In a forceful display in the Place de la Concorde before a sea of tricolour banners, Sarkozy rallied his UMP party’s right-wing faithful with an appeal to an “Eternal France” embodied by Moliere, Napoleon and Charles de Gaulle.
Further east, by the Chateau de Vincennes, Hollande told a similarly huge but visibly more diverse crowd that it was time for a change after five years of injustice and austerity at the hands of Sarkozy and financial markets.
Both events matched the campaigns’ hopes and set the stage for a week of campaigning ahead of the April 22 first-round vote, which is expected to see the pair chosen as frontrunners to proceed to a May 6 run-off.
“You are France!” Sarkozy declared to his supporters, targeting right-wing traditionalists with attacks on multiculturalism, teaching unions, affirmative action and Europe’s open borders, while defending families and hard work.
“I will never accept an egalitarian, levelled-out France that turns its back on talent because it fears it,” he declared, to wild cheers.
“We will never accept multiculturalism. We will never let the founding institutions of the republic be destroyed,” he said, vowing again to hold referendums if his planned reforms are blocked by the political system.
He promised a debate on allowing the European Central Bank to support growth, an idea that puts him on collision course with Germany.
“This is a question that we cannot avoid. Because if Europe doesn’t want to lose its footing in the world economy, it absolutely needs growth,” he said.
And he repeated his demands for tighter border controls and EU trade protectionism.
“What has happened in the past four years are warning signs that the world must recognize.
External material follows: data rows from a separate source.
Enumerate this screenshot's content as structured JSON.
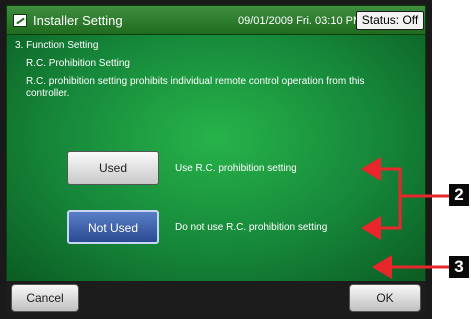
{
  "header": {
    "title": "Installer Setting",
    "icon": "edit-icon",
    "datetime": "09/01/2009 Fri. 03:10 PM",
    "status": "Status: Off"
  },
  "content": {
    "section_title": "3. Function Setting",
    "subsection_title": "R.C. Prohibition Setting",
    "description": "R.C. prohibition setting prohibits individual remote control operation from this controller.",
    "options": [
      {
        "label": "Used",
        "description": "Use R.C. prohibition setting",
        "selected": false
      },
      {
        "label": "Not Used",
        "description": "Do not use R.C. prohibition setting",
        "selected": true
      }
    ]
  },
  "footer": {
    "cancel_label": "Cancel",
    "ok_label": "OK"
  },
  "callouts": {
    "options": "2",
    "ok": "3"
  },
  "colors": {
    "accent_green": "#16873a",
    "selected_blue": "#2a4a92",
    "callout_red": "#e8262b"
  }
}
I tell you gravely: What is at stake is no more nor less than the survival of a form of civilisation – ours,” he said.
“Take your identity in your hands! Stand tall! Speak out! Declare strongly what you want for your country! Have no fear,” he declared.
Sarkozy’s display oozed a confidence not supported by recent opinion polls, all of which forecast a comfortable victory for Hollande in the second round, and the Socialist was no less forceful in his own address.
Declaring himself the saviour of the “French dream” he vowed to defend France against global capital markets and renegotiate the European fiscal compact to replace its austerity measures with a plan for growth.
“I will be the president of a republic much stronger than the markets, a France stronger than finance,” he said. “I will be a president of justice.
Before taking any decision, I will ask myself: ‘Is this fair?’.”
“We have waited too long – 10 years in opposition! We have a duty to win. On April 22 give me the force to lead you to victory on May 6. Next Sunday is our victory, all of us together,” he declared.
Place de la Concorde, just across the River Seine from the National Assembly and lying between the Champs Elysees and the Louvre, was the scene of Sarkozy’s triumphant victory rally in 2007.
UMP leader Jean-Francois Cope claimed 100,000 had come to cheer Sarkozy, but observers thought this exaggerated.
The Socialists also claimed 100,000, and the rival crowds looked similar in scale in television images supplied by the campaigns.
The police made it clear they would be giving no estimates. In any case, nothing in the race has yet shifted the underlying polling data: Sarkozy appears to be on course for a clear defeat after one term.
Sarkozy was banking on large numbers to support his theory that the polls are failing to take into account a “silent majority” on the right.
“Tomorrow, I’m going to bring together many, many, many of the French. I can feel mobilisation. I can feel the popular will,” he said Saturday.
“I want tomorrow to address the silent France: Those who don’t smash up bus shelters; those who just want to be allowed to work. To those who love their families, the land. Those who love their country,” he said.
But in his speech on Sunday Hollande denounced any attempt to set one half of France against the other. “There is not a noisy minority on the one side, and on the other a silent majority,” he said.
The final week of campaigning will also be the last chance for the trailing candidates to make their mark before they are eliminated.
Communist-backed left-winger Jean-Luc Melenchon has made the surprise breakthrough of the campaign, and his Left Front party is battling Marine Le Pen’s anti-immigrant, anti-EU, far-right National Front for third place.
Recent polls have both at between 13% and 17% – some giving Melenchon a slight advantage, some Le Pen – despite the latter’s bold claim that she will win double the hard left’s score.